## [Dataset rows describing interfaces]
◆ ◆ ◆ ◆ ◆ ◆ ◆

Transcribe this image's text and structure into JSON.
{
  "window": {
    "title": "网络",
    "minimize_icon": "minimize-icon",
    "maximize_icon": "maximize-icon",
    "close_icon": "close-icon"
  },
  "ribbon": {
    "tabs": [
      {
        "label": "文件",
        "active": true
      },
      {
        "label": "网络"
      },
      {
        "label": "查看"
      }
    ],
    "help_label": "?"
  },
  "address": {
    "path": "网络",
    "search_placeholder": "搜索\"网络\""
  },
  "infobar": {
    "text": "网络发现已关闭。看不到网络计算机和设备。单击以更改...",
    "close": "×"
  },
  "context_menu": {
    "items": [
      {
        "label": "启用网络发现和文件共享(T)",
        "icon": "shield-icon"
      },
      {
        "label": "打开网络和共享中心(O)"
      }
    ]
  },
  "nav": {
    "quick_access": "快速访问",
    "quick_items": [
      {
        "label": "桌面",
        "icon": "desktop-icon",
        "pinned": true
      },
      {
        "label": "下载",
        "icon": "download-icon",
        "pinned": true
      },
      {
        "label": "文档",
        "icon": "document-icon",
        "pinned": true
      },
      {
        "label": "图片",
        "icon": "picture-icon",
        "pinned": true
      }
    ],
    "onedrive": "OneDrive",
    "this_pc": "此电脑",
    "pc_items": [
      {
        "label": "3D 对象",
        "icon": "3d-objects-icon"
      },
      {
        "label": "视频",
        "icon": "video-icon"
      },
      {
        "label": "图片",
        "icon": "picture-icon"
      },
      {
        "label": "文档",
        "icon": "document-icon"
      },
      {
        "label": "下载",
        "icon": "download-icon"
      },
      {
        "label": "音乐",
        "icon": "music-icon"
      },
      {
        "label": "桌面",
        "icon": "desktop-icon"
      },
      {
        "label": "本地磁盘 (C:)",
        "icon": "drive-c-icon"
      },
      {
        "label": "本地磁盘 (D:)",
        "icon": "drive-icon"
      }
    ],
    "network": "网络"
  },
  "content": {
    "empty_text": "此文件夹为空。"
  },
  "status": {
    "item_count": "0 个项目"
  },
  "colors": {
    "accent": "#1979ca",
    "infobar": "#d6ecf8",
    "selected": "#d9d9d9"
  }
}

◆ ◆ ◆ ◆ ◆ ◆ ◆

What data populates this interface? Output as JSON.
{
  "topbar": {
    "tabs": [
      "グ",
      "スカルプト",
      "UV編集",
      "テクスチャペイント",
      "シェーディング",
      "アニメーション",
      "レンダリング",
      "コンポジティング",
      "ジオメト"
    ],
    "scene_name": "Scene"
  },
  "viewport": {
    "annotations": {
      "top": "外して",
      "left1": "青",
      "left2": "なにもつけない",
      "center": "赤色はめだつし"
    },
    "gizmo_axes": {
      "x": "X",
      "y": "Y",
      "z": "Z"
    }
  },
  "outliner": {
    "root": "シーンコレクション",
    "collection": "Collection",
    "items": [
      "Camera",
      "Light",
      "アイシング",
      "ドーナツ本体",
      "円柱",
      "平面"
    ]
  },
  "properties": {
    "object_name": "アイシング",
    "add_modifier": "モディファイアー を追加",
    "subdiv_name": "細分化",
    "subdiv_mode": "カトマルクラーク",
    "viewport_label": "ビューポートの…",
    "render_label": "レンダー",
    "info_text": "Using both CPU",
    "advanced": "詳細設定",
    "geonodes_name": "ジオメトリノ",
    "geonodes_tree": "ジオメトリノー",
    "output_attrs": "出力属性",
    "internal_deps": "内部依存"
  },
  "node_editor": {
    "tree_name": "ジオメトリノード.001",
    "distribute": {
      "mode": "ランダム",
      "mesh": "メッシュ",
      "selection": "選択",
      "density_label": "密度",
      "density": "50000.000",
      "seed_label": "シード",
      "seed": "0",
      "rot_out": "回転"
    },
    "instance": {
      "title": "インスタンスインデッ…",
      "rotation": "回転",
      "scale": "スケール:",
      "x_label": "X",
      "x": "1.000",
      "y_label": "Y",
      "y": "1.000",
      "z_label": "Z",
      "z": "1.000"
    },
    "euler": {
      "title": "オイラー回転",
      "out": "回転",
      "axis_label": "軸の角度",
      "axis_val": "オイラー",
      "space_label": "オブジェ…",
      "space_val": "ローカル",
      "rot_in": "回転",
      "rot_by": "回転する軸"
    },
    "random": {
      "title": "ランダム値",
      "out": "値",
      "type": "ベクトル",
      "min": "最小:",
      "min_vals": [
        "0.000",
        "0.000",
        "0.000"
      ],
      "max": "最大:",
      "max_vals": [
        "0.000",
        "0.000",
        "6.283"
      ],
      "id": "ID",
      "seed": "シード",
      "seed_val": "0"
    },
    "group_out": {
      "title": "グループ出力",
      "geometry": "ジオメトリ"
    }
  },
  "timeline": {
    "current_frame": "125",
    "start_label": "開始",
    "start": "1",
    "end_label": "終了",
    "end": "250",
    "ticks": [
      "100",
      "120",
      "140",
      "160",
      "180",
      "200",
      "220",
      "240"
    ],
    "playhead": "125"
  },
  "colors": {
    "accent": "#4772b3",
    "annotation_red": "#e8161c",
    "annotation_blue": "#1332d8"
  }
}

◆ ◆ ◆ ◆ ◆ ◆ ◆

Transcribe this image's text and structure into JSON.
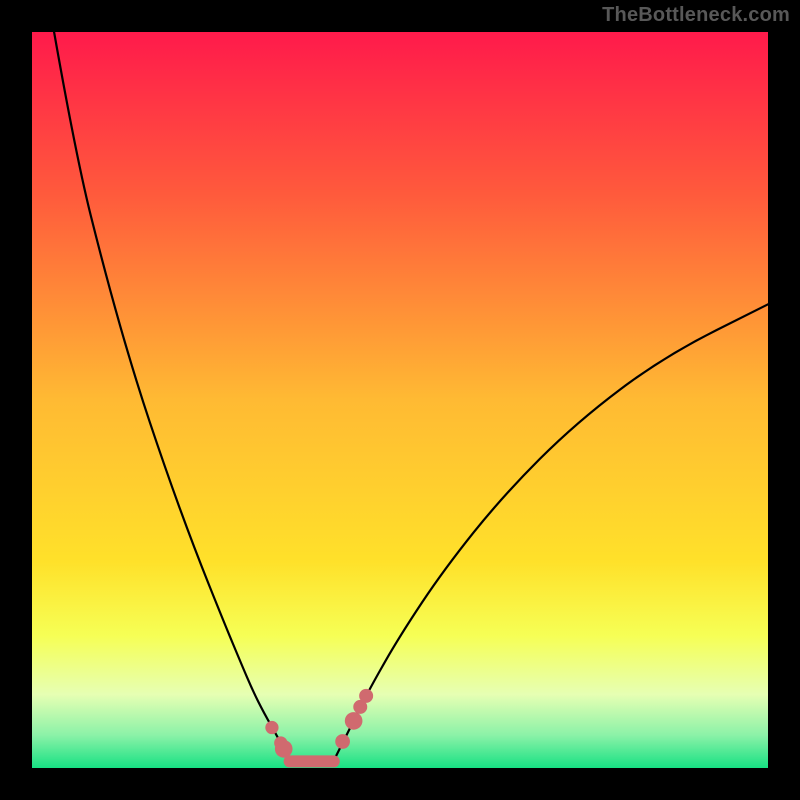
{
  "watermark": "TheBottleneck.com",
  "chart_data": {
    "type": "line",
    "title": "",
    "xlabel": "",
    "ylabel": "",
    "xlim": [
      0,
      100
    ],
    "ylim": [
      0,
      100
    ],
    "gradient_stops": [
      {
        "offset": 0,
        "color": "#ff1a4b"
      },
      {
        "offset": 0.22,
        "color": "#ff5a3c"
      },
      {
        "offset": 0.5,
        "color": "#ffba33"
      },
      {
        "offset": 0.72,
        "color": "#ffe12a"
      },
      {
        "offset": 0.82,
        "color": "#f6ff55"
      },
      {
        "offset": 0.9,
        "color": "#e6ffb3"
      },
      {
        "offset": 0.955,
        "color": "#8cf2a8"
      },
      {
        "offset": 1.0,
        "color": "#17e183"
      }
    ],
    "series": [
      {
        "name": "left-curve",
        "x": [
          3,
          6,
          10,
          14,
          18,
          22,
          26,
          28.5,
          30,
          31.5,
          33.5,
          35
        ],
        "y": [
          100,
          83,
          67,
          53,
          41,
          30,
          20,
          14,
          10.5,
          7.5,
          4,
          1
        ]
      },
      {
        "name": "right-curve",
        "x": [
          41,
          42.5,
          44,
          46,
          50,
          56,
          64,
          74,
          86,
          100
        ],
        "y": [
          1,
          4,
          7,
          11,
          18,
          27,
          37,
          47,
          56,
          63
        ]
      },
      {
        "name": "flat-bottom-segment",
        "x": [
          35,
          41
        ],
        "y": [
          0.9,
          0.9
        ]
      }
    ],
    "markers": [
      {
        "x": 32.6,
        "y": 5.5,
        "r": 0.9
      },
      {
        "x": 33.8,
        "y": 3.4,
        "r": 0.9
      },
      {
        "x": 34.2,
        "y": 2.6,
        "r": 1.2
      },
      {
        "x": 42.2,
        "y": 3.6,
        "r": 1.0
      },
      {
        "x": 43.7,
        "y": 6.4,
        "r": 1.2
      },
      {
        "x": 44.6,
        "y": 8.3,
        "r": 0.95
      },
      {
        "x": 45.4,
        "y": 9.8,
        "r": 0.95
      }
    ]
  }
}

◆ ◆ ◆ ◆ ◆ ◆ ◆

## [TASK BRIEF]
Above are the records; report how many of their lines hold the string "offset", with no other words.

## [ANSWER SPACE]
8